AB - Importance: Understanding factors associated with attaining independent research funding by ophthalmology clinician-scientists receiving National Eye Institute career development awards (K08 or K23) in ophthalmology can be important to maintaining the pipeline of clinician-scientists. Objective: To provide continued follow-up of a cohort of ophthalmology clinician-scientists who received National Institutes of Health (NIH) K career development grants. Design, Setting, and Participants: Cohort study from an electronic database review of ophthalmologists who have received either a K08 or K23 career development grant from the NIH. Data were analyzed between December 30, 2015, and December 30, 2017. Main Outcomes and Measures: Receipt of an NIH R01 grant. Results: We previously characterized a group of more than 100 ophthalmologists who received K awards from 1996 to 2010, of whom 29 were awarded R01 grants. In follow-up of this cohort in 2017, 27 additional K awardees of this initial cohort were awarded an R01 from 2011 to 2017, leading to a total of 62 of 128 ophthalmologists receiving an R01. The mean time to receiving an R01 grant after the K award ended was 2.8 years. The data did not identify a definitive association with sex, having a PhD degree, or research tier of university in obtaining an R01 grant in this cohort. Conclusions and Relevance: In comparison with our previous report of the same cohort, there was a 93% increase in the number of K awardees who have received an R01 award, with the mean time to award being nearly 3 years after completing their K grant. This suggests that most K awardees in ophthalmology are successful in obtaining R01 grants, but one should recognize this may be several years after their K grant has ended.

UR - http://www.scopus.com/inward/record.url?scp=85054154099&partnerID=8YFLogxK

UR - http://www.scopus.com/inward/citedby.url?scp=85054154099&partnerID=8YFLogxK

U2 - 10.1001/jamaophthalmol.2018.3887

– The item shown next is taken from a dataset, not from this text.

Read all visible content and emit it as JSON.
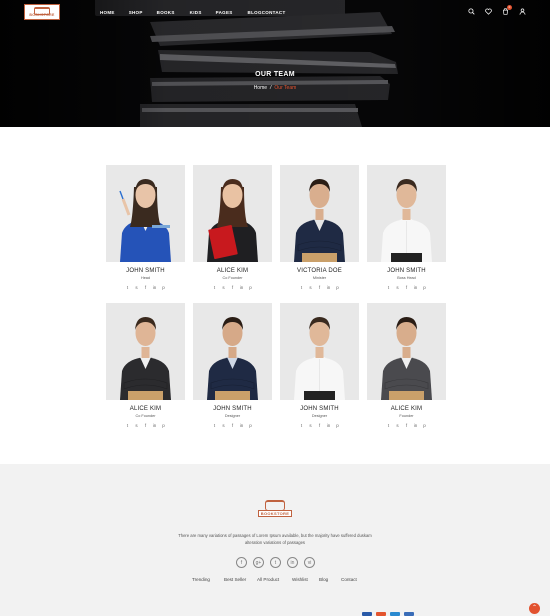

DO - 10.1001/jamaophthalmol.2018.3887

M3 - Article

C2 - 30267067

AN - SCOPUS:85054154099

JO - JAMA Ophthalmology

JF - JAMA Ophthalmology

SN - 2168-6165

ER -